Ms. Auerbach writes she was never interviewed. How many others were neglected, passed over, or intentionally ignored. Since the D.A. works closely with the SCPD, there may be a tendency to shape a narrative that gives the benefit of the doubt to the Official Story.

The absence of Auerbach's testimony puts a serious hole in the SCPD's "investigation". Perhaps the City needs to commission an independent investigation by a private P.I. Cheaper than a lawsuit--which reportedly the Arlt family is preparing.

The local ACLU is flush with funds from the recent revulsion against Trump (if the regional hasn't pilfered the coffers). Now it's past time for ACLU revulsion against Trumpism in Santa Cruz in terms of mililtarist secretive police policies and actions.

Perhaps they could kick down and hire a private eye to look into the situation more closely. If SCPD investigations are faulty or phony, the civil liberties of all of us--not just the regularly-harassed homeless--are at risk.

This time the Community needs to see all the evidence and view the conclusions in timely fashion. Vogel withheld video and audio for 4 months as well as the name of the killer.

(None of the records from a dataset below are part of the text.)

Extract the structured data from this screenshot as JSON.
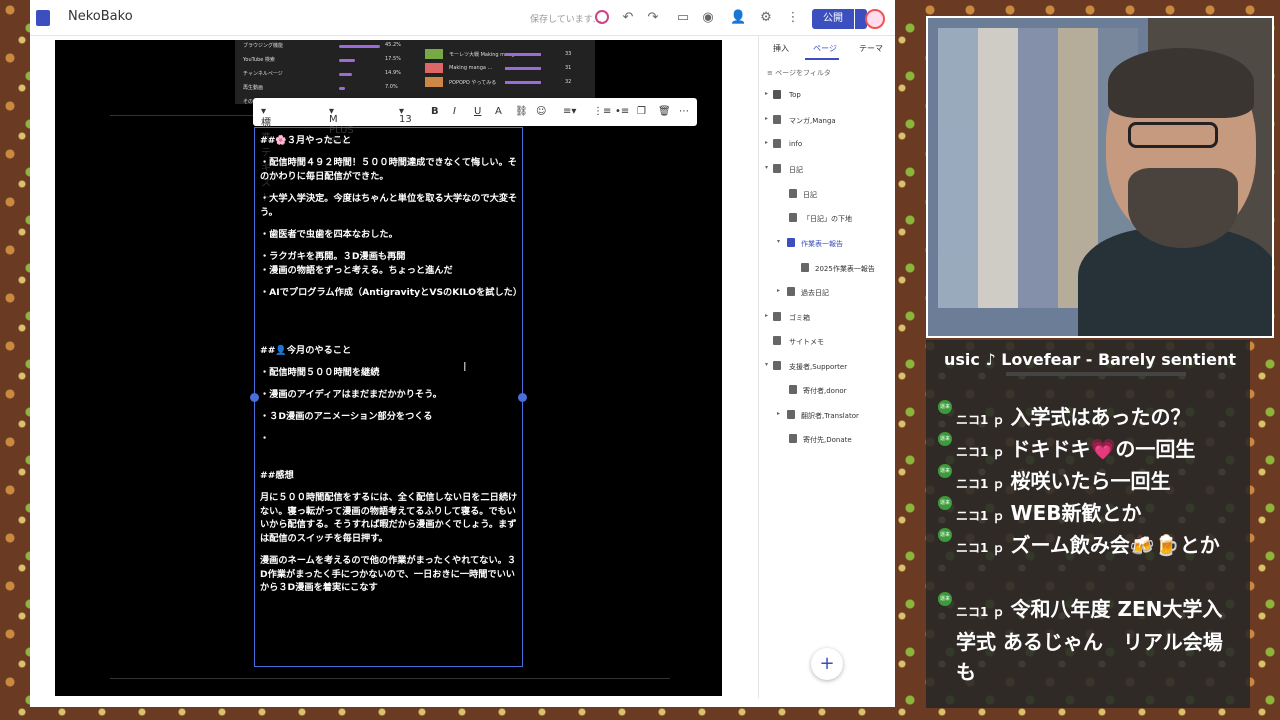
{
  "app": {
    "name": "NekoBako",
    "save_status": "保存しています…",
    "publish_label": "公開"
  },
  "thumbnail": {
    "stats": [
      {
        "label": "ブラウジング機能",
        "pct": "45.2%",
        "fill": 0.452
      },
      {
        "label": "YouTube 検索",
        "pct": "17.5%",
        "fill": 0.175
      },
      {
        "label": "チャンネルページ",
        "pct": "14.9%",
        "fill": 0.149
      },
      {
        "label": "再生動画",
        "pct": "7.0%",
        "fill": 0.07
      },
      {
        "label": "その他のYouTube機能",
        "pct": "",
        "fill": 0
      }
    ],
    "videos": [
      {
        "title": "モーレツ大戦 Making mang...",
        "count": "33"
      },
      {
        "title": "Making manga ...",
        "count": "31"
      },
      {
        "title": "POPOPO やってみる",
        "count": "32"
      }
    ]
  },
  "format_toolbar": {
    "style": "標準テキスト",
    "font": "M PLUS Rou",
    "size": "13"
  },
  "document": {
    "heading1": "##🌸３月やったこと",
    "p1": "・配信時間４９２時間！５００時間達成できなくて悔しい。そのかわりに毎日配信ができた。",
    "p2": "・大学入学決定。今度はちゃんと単位を取る大学なので大変そう。",
    "p3": "・歯医者で虫歯を四本なおした。",
    "p4": "・ラクガキを再開。３D漫画も再開",
    "p5": "・漫画の物語をずっと考える。ちょっと進んだ",
    "p6": "・AIでプログラム作成（AntigravityとVSのKILOを試した）",
    "heading2": "##👤今月のやること",
    "p7": "・配信時間５００時間を継続",
    "p8": "・漫画のアイディアはまだまだかかりそう。",
    "p9": "・３D漫画のアニメーション部分をつくる",
    "p10": "・",
    "heading3": "##感想",
    "p11": "月に５００時間配信をするには、全く配信しない日を二日続けない。寝っ転がって漫画の物語考えてるふりして寝る。でもいいから配信する。そうすれば暇だから漫画かくでしょう。まずは配信のスイッチを毎日押す。",
    "p12": "漫画のネームを考えるので他の作業がまったくやれてない。３D作業がまったく手につかないので、一日おきに一時間でいいから３D漫画を着実にこなす"
  },
  "sidebar": {
    "tabs": [
      "挿入",
      "ページ",
      "テーマ"
    ],
    "filter_placeholder": "ページをフィルタ",
    "items": [
      {
        "label": "Top"
      },
      {
        "label": "マンガ,Manga"
      },
      {
        "label": "info"
      },
      {
        "label": "日記"
      },
      {
        "label": "日記"
      },
      {
        "label": "「日記」の下地"
      },
      {
        "label": "作業表一報告"
      },
      {
        "label": "2025作業表一報告"
      },
      {
        "label": "過去日記"
      },
      {
        "label": "ゴミ箱"
      },
      {
        "label": "サイトメモ"
      },
      {
        "label": "支援者,Supporter"
      },
      {
        "label": "寄付者,donor"
      },
      {
        "label": "翻訳者,Translator"
      },
      {
        "label": "寄付先,Donate"
      }
    ]
  },
  "overlay": {
    "music": "usic ♪ Lovefear - Barely sentient",
    "badge": "運来",
    "messages": [
      {
        "user": "ニコ1 ｐ",
        "text": "入学式はあったの？"
      },
      {
        "user": "ニコ1 ｐ",
        "text": "ドキドキ💗の一回生"
      },
      {
        "user": "ニコ1 ｐ",
        "text": "桜咲いたら一回生"
      },
      {
        "user": "ニコ1 ｐ",
        "text": "WEB新歓とか"
      },
      {
        "user": "ニコ1 ｐ",
        "text": "ズーム飲み会🍻🍺とか"
      },
      {
        "user": "ニコ1 ｐ",
        "text": "令和八年度 ZEN大学入学式 あるじゃん　リアル会場も"
      }
    ]
  },
  "colors": {
    "accent": "#3b4fbf",
    "selection": "#4a6edb",
    "badge": "#3c9a3c"
  }
}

We still haven't seen the D.A.'s report.

If there is undue influence on the D.A.'s department or cover-up behavior by the SCPD (understandably concerned with its reputation and the welfare of its officers), we need to know it now rather than later.

A more recent closed police press conference insisted the SCPD had no knowledge of DHS/ICE intentions, while DHS/ICE bosses claim otherwise. Is this becoming a pattern? Authorities seem to believe the public will swallow whatever story they put out behind closed doors to their friends in the media. Trump pulled this one recently. Are the local uniformed Trumpettes doing the same?

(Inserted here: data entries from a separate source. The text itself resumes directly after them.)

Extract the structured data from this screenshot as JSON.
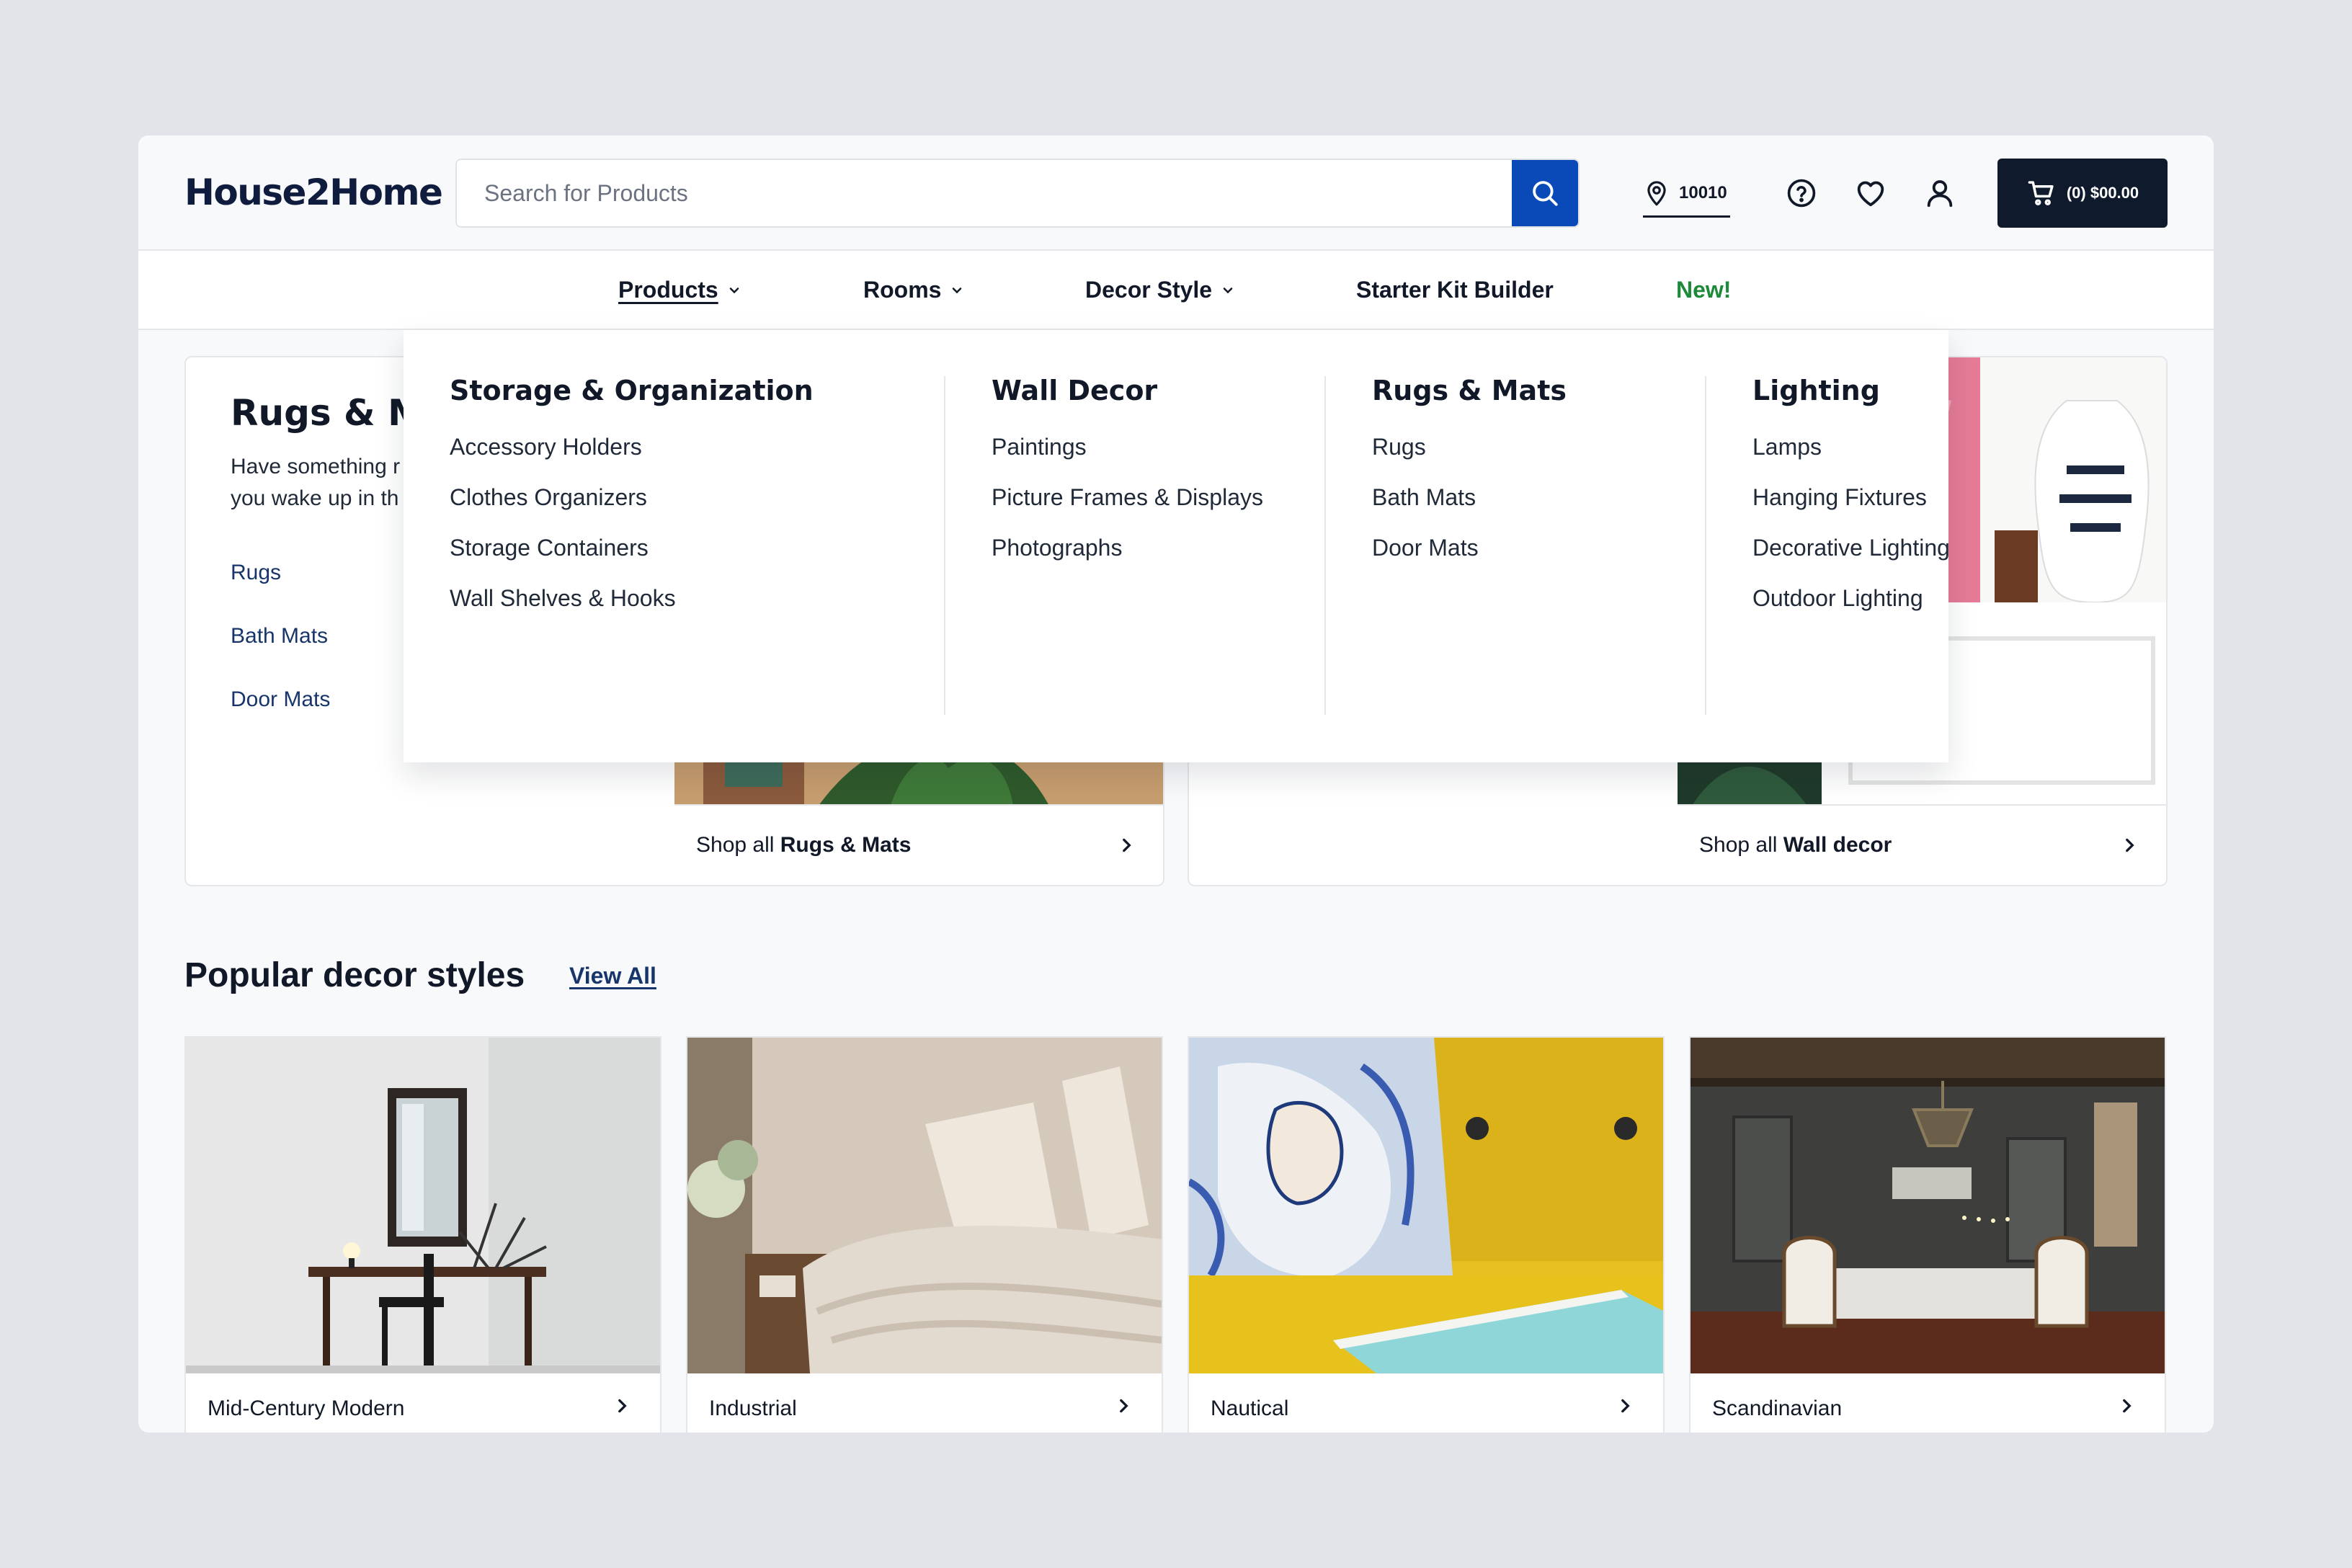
{
  "header": {
    "logo": "House2Home",
    "search_placeholder": "Search for Products",
    "zip": "10010",
    "cart_label": "(0) $00.00"
  },
  "nav": {
    "items": [
      {
        "label": "Products"
      },
      {
        "label": "Rooms"
      },
      {
        "label": "Decor Style"
      },
      {
        "label": "Starter Kit Builder"
      },
      {
        "label": "New!"
      }
    ]
  },
  "mega_menu": {
    "columns": [
      {
        "heading": "Storage & Organization",
        "items": [
          "Accessory Holders",
          "Clothes Organizers",
          "Storage Containers",
          "Wall Shelves & Hooks"
        ]
      },
      {
        "heading": "Wall Decor",
        "items": [
          "Paintings",
          "Picture Frames & Displays",
          "Photographs"
        ]
      },
      {
        "heading": "Rugs & Mats",
        "items": [
          "Rugs",
          "Bath Mats",
          "Door Mats"
        ]
      },
      {
        "heading": "Lighting",
        "items": [
          "Lamps",
          "Hanging Fixtures",
          "Decorative Lighting",
          "Outdoor Lighting"
        ]
      }
    ]
  },
  "feature_cards": [
    {
      "title": "Rugs & Ma",
      "desc_line1": "Have something r",
      "desc_line2": "you wake up in th",
      "links": [
        "Rugs",
        "Bath Mats",
        "Door Mats"
      ],
      "shop_prefix": "Shop all ",
      "shop_bold": "Rugs & Mats"
    },
    {
      "shop_prefix": "Shop all ",
      "shop_bold": "Wall decor"
    }
  ],
  "popular": {
    "title": "Popular decor styles",
    "view_all": "View All",
    "styles": [
      {
        "label": "Mid-Century Modern"
      },
      {
        "label": "Industrial"
      },
      {
        "label": "Nautical"
      },
      {
        "label": "Scandinavian"
      }
    ]
  },
  "colors": {
    "brand_navy": "#101c3d",
    "search_button": "#0a4ab8",
    "cart_bg": "#0f1b2d",
    "new_green": "#1d8a3a",
    "link_blue": "#17356b"
  }
}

Police researcher John Malkin will be interviewing Luke Smith's relatives on the Wednesday Talk About Show (from 7 to 8:30 PM on KZSC 88.1 FM). He also hopes to get Arlt's relatives and other witnesses. Call-in number is 831-459-4036.

Watching with furrowed brow while foreign wars and deportations have expanded in the last 8 years while income inequality has steadily increased has given us Trump nationally. We need finally to turn on Trumpism here--whatever party label it's wearing--Republican, Democratic, or "progressive".

Perhaps purposeful civil resistance can change the behavior of well-funded politicians and well-entrenched staff. It did on February 14 when determined voices refused to accept the City Council's attempt to muzzle the public. Perhaps it can create the changes that "progressives" chatter about.
by Robert Norse
Sunday Feb 26th, 2017 5:20 PM
I was at the D.A.'s press conference and viewed the SCPD video. The rake did look pretty nasty. However the rest of her concerns can't be ignored.

It would be helpful to see the police reports since no visible video has been released, and the audio doesn't clarify either.

While a rake could be a lethal weapon, the SCPD acknowledged they were preparing to use lethal force "if necessary". Four cops wearing body armor (though that hasn't been made clear) and--according to the police video presentation--a pathway for Officer Bailey to back up--only add to the need to see all the statements in the D.A.'s investigation and all the police reports.

Mayor Celia Scott took the initiative to release the D.A.'s report in 1997 when Officer Conor Carey shot dead "Happy" John Dine. Mayor Chase needs to do the same.

If Ms. Auerbach is accurate in writing that she was never interviewed, there also seem to be some holes in the SCPD's "investigation"--and perhaps an independent investigation perhaps by a private P.I. needs to be commissioned. Cheaper than a lawsuit--which reportedly the Arlt family is preparing.